What the exercise asks:
Your answer must be a single number: how many lines in the records below contain the word "speed".

Information given:

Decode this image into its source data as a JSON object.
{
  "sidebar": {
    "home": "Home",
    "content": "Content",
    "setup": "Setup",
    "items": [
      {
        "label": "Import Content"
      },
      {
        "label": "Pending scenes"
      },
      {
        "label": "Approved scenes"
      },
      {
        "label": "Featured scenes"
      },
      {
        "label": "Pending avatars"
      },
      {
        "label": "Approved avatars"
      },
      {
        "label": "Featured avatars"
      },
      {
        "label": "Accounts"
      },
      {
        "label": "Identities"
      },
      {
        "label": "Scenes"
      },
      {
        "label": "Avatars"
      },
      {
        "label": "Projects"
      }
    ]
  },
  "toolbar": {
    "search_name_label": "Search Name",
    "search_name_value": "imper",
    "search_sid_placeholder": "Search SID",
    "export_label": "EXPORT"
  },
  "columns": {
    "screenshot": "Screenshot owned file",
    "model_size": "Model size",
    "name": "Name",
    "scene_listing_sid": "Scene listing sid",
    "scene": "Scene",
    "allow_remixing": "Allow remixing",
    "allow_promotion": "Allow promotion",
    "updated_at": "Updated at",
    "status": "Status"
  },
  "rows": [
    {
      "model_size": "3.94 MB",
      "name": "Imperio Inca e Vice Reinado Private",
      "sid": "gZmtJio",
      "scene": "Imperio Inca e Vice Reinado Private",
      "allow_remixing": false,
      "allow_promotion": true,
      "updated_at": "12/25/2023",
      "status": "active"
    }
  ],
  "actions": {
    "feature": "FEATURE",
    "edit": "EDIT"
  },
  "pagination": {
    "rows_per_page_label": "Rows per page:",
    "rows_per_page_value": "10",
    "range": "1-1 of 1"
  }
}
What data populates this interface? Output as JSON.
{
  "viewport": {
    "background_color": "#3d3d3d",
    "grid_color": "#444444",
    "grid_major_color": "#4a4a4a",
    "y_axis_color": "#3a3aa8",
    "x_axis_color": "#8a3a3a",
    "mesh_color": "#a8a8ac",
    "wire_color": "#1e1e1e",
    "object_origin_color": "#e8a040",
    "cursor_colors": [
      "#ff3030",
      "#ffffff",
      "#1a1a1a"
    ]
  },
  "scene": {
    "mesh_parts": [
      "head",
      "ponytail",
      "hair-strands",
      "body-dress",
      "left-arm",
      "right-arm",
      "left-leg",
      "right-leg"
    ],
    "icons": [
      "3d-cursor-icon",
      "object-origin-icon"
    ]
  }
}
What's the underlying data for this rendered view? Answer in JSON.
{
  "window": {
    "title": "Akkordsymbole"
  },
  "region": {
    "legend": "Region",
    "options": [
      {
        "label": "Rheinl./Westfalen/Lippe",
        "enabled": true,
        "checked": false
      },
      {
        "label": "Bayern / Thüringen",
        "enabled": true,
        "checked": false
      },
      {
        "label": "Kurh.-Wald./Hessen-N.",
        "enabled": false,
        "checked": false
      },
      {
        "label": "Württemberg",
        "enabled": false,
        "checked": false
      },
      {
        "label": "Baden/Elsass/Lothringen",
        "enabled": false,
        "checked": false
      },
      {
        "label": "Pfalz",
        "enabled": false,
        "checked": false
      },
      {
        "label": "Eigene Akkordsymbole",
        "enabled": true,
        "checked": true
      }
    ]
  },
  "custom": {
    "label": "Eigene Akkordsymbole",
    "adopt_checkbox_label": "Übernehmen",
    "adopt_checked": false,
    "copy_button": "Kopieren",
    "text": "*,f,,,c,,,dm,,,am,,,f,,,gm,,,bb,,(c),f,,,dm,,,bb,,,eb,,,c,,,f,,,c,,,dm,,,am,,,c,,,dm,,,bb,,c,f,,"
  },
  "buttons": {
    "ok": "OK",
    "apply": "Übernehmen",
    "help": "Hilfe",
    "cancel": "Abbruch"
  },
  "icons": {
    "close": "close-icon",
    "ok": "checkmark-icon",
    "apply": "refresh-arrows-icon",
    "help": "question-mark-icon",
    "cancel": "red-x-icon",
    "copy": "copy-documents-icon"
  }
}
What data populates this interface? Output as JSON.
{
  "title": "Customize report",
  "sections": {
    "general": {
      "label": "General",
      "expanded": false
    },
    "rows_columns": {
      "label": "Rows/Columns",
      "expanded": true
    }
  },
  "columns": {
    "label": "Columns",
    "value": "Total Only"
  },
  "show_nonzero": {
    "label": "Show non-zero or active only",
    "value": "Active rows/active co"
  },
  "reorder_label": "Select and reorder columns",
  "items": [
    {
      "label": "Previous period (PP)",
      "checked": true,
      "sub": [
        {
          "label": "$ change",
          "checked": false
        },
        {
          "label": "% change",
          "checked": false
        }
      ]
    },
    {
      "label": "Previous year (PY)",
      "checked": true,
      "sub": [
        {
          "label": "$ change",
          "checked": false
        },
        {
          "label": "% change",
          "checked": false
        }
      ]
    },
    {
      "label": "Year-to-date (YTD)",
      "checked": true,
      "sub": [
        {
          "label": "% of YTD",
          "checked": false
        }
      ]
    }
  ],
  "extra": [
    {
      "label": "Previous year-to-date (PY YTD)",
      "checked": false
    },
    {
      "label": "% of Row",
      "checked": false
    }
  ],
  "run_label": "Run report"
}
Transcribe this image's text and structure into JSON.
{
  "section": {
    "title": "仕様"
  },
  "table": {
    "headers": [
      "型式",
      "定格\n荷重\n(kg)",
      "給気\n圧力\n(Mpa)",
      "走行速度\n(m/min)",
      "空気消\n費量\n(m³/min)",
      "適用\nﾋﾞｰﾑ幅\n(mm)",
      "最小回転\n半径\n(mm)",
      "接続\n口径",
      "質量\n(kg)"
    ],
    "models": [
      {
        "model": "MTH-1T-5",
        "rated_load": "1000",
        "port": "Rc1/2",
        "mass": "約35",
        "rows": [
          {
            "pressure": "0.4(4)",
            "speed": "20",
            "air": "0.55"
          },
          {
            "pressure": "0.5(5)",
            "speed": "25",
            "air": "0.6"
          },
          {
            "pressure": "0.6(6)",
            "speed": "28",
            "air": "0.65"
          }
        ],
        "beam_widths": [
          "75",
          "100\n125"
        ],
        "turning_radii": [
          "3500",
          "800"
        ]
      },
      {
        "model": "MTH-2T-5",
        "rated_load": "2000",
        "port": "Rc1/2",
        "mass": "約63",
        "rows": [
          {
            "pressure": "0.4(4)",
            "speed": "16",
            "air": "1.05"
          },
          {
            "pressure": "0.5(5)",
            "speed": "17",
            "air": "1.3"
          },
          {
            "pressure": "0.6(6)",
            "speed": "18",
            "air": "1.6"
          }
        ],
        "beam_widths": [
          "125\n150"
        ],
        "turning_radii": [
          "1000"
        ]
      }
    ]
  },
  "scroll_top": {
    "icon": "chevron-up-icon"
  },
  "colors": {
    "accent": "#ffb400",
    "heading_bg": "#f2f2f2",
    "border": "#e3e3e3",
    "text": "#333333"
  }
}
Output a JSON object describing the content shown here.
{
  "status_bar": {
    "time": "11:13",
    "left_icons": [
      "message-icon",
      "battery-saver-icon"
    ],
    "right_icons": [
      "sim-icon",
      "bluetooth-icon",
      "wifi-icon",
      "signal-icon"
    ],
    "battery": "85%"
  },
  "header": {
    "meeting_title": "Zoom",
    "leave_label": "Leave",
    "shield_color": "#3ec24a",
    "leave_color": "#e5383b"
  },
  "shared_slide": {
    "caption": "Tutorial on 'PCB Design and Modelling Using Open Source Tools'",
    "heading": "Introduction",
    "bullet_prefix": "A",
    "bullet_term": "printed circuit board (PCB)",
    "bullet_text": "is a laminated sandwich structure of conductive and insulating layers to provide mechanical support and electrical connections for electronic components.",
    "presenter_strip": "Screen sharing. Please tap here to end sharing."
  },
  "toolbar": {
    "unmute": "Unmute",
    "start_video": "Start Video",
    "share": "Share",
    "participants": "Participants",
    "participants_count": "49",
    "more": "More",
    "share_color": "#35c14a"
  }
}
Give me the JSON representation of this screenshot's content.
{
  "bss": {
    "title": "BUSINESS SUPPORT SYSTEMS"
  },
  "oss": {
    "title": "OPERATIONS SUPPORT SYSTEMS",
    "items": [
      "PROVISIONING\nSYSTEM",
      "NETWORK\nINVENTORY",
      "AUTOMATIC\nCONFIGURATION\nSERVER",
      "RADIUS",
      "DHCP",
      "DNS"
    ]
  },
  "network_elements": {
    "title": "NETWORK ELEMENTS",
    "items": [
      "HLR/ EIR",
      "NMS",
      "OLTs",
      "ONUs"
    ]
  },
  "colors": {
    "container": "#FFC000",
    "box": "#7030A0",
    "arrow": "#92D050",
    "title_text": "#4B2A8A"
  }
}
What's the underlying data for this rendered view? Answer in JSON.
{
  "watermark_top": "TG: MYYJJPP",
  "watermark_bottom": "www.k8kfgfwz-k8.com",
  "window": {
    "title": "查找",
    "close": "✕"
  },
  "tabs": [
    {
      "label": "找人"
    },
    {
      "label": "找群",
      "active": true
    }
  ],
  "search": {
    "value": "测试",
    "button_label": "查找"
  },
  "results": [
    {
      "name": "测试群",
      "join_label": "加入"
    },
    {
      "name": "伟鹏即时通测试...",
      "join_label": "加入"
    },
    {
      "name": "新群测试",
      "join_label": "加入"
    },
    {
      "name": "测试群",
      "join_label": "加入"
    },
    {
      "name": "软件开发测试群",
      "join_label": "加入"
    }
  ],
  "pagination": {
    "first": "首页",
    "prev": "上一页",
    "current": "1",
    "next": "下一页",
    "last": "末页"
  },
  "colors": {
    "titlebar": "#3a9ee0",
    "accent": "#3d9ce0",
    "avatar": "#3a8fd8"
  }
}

Task answer:
6